4. Encourage Interaction
A community isn’t just a group of people gathered together in the same place. They need to be actively engaged with the brand and with each other. It’s your job to get them interacting this way.
Especially when you’re just getting started, you’ll need to start discussions. Bring up a topic and ask for your members’ opinions on it. Pose a question and see how people answer it. Bring up a common problem and one solution you’ve found, and then ask everyone to pitch in any tips that have worked for them. You’ll be the conversation-starter and hopefully once you get the ball rolling, others will start conversations as well.
Identify Your Brand Advocates
Identify among your members a few who are particularly active or influential and enlist their help. These are your brand advocates and they’ll help you get other people involved. You can give them extra bonuses or exclusive content, ask them to take the lead in projects, ask them for feedback, and more.
Give People Something to Do
Give your audience things to do. Try to choose or create content that has an activity attached to it. You can have them vote on their favorite content or product, write reviews, fill out surveys, or create content of their own which you can then post on your platform.
Create events for your audience that are held online or off. It can be something as simple as a virtual get-together or in-town coffee break so people can get to know each other. Give them an opportunity to mingle.
Keep People Focused
Your members joined the community because they’re focused on some goal related to your brand and topic. Keep them rallied behind this common cause or value. Focus on the change your members want to make in their lives or the goal they want to achieve.
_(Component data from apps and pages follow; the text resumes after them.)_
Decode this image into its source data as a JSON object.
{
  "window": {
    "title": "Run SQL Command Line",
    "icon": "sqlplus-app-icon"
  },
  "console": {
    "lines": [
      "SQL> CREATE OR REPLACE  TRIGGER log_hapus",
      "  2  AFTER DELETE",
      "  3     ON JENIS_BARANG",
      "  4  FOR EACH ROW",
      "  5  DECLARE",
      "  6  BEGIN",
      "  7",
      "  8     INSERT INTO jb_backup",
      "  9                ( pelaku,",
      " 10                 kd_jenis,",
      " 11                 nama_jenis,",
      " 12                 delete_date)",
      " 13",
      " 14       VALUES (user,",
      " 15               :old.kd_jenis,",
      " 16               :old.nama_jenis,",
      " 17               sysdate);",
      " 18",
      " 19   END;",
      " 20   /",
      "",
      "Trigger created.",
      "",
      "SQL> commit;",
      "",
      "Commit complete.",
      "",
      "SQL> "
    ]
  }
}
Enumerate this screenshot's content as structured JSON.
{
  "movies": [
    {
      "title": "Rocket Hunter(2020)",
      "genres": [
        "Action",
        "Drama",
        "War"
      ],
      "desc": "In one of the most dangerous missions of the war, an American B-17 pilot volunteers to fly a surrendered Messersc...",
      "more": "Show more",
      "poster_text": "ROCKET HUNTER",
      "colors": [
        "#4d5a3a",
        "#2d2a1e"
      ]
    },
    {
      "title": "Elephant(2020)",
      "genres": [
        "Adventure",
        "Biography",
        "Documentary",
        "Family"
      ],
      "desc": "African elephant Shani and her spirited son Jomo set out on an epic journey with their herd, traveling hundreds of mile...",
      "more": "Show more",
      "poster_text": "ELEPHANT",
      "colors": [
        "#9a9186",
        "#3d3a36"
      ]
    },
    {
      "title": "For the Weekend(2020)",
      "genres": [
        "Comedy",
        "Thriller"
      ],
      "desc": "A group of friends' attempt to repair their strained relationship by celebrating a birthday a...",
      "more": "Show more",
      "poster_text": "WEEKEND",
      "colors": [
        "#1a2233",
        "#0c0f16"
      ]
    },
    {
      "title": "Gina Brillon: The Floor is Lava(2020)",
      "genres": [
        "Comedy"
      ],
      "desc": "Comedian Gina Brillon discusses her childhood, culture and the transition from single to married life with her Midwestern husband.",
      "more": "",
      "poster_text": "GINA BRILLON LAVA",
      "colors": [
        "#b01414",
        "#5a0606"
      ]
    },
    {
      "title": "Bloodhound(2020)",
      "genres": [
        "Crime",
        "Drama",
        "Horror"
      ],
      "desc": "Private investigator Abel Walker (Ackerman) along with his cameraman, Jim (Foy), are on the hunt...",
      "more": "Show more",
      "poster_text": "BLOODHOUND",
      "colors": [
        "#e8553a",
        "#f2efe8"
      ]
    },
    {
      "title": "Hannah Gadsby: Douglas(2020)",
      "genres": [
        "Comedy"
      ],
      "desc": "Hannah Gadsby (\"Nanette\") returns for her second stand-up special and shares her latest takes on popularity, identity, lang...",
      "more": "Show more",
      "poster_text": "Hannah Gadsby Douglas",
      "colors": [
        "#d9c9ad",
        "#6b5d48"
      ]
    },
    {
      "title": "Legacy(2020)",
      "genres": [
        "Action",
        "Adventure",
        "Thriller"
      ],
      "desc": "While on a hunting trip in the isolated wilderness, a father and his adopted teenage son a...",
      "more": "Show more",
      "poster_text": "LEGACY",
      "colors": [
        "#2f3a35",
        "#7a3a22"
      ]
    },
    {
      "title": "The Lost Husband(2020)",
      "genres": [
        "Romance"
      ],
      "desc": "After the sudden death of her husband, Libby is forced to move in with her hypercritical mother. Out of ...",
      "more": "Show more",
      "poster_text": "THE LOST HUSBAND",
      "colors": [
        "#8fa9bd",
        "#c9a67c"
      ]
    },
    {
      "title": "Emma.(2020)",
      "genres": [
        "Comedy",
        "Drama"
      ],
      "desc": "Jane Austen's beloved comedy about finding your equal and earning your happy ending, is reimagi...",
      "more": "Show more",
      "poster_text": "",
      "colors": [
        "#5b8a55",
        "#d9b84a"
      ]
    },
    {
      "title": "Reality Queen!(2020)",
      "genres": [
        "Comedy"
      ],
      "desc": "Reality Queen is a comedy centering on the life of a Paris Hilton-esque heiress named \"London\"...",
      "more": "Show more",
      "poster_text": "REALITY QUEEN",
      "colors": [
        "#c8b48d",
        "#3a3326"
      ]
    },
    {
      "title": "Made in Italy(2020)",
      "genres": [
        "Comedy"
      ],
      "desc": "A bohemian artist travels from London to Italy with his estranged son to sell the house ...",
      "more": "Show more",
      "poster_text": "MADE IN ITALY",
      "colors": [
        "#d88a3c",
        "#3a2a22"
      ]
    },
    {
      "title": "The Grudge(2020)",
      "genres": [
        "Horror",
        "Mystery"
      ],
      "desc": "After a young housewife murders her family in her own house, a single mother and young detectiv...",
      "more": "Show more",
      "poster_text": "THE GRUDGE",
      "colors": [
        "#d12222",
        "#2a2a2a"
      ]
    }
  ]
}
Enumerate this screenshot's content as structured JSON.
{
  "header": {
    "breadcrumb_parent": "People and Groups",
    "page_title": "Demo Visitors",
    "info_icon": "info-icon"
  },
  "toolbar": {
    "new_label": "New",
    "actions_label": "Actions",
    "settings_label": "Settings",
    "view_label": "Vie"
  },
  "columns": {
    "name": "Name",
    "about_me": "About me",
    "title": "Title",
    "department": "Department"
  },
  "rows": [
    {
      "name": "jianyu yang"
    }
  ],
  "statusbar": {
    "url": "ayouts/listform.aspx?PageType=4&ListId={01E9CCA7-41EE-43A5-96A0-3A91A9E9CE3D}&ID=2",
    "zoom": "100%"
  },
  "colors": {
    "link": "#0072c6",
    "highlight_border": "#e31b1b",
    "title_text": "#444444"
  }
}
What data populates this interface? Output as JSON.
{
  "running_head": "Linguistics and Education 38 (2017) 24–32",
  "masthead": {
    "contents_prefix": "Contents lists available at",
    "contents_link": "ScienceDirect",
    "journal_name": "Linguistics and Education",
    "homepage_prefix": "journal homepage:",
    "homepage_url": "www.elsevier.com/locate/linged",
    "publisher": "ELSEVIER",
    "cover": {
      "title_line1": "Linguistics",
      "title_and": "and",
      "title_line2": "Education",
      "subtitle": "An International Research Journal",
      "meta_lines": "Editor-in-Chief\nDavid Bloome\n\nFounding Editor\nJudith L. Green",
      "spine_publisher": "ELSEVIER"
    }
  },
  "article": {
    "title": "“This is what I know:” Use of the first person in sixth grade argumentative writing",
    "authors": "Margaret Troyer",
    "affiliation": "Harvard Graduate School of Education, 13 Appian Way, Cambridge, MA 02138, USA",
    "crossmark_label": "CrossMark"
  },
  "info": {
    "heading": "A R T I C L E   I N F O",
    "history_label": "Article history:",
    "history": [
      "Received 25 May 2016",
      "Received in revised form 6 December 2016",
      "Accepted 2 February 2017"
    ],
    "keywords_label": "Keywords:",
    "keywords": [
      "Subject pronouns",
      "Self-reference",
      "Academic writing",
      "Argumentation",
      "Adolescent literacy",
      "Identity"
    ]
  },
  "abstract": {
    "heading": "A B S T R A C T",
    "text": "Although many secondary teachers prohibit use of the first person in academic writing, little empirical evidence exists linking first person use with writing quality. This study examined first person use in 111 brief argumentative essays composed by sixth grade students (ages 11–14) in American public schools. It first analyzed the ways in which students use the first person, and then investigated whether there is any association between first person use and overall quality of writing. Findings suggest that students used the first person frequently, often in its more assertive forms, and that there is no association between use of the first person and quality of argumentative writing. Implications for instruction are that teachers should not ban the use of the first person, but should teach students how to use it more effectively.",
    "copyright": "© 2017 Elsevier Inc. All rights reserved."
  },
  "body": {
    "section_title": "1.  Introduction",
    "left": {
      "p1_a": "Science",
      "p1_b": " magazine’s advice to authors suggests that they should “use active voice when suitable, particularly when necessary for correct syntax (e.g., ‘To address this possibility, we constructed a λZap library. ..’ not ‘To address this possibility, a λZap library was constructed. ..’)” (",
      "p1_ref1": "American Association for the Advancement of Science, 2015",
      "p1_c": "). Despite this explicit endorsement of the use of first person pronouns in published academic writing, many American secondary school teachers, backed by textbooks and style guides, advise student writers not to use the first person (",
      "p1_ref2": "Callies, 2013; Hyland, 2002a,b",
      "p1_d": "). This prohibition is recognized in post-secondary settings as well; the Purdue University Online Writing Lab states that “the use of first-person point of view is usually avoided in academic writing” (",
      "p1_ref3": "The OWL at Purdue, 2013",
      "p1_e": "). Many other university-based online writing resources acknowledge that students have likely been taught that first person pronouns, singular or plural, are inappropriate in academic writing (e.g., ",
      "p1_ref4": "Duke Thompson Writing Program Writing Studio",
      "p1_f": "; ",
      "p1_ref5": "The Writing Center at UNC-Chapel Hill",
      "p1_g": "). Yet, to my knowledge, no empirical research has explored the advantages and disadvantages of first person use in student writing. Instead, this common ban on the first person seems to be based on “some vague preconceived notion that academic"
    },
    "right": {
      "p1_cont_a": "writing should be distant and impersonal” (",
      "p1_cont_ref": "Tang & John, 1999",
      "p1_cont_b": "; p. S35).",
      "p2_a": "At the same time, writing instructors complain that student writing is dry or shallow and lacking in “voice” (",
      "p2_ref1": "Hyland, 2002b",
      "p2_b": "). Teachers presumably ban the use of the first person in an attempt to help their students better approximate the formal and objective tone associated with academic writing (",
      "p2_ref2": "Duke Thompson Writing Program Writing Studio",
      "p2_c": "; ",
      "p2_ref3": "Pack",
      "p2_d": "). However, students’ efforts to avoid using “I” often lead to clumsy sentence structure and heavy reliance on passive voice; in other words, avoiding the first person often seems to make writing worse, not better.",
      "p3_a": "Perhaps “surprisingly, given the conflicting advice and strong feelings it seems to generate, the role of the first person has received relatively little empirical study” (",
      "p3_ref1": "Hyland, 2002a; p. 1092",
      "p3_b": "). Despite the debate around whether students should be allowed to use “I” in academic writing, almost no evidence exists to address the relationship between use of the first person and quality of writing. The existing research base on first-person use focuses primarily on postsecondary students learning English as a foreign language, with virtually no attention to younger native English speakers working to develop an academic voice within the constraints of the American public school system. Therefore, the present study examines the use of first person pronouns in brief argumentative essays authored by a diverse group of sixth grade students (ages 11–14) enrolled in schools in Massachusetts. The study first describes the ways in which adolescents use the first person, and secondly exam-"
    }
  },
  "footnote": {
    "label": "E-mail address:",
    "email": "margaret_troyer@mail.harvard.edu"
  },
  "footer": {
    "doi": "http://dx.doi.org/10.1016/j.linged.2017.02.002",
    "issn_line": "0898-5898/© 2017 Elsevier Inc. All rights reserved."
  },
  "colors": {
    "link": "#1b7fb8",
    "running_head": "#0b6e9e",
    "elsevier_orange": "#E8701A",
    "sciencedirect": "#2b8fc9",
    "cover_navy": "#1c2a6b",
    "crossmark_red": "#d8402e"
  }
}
Make It Fun
Make your community fun. It should be a place everybody wants to be, where they can feel relaxed and enjoy themselves.
Identify 3 ways you’ll engage your audience and get them interacting together.
5. Choose the Right Platform
Your community will have some online venue where the bulk of its interactions take place. It could be a website or blog, or it could be a forum or social media group. This is your community’s home on the web.
There are both free and paid options for creating this online space. You can use a free platform at no charge, but you have to abide by whatever rules and limitations that platform has. Another option is to pay and build your own platform over which you’ll have total control and more features available to you.
Social media is a great place to host your community because it’s likely that most of your potential members are already there. For example, if you create a Facebook Group, it’s incredibly easy for anyone with a Facebook account to sign up without having to create a new profile or passwords.
For an online forum, your website, or a proprietary platform, there’s one additional challenge more than social media: you have to get people there. However, this is a better option if you want to customize the experience and make it feel more exclusive (and you’ll still use social media to promote it and drive people there).
Whatever platform you choose, make it as easy as possible to sign up. This is one determining factor in whether people will join your community. If it’s complicated, they may not.
Although this will be your main platform, you should connect with your community members across other platforms as well. Interact with them everywhere they are online. If your group is based on your proprietary membership forum site, get them to join your email list, follow you on social media, and meet offline if possible.
When choosing your community’s platform, consider carefully the tastes of your audience. If you’re choosing social media, look at sites your audience already uses or sites where you already have a following. Consider also how they’ll access it, whether that’s through a PC or a mobile device.
Find out what your audience wants and give them a community where they can indulge in it. Remember that your community is a two-way street and that your personal touch, expertise, and enthusiasm will go a long way to helping to building a thriving community.
Decide whether to use an existing platform or create your own.
Choose a platform based on features and ease-of-use for your audience.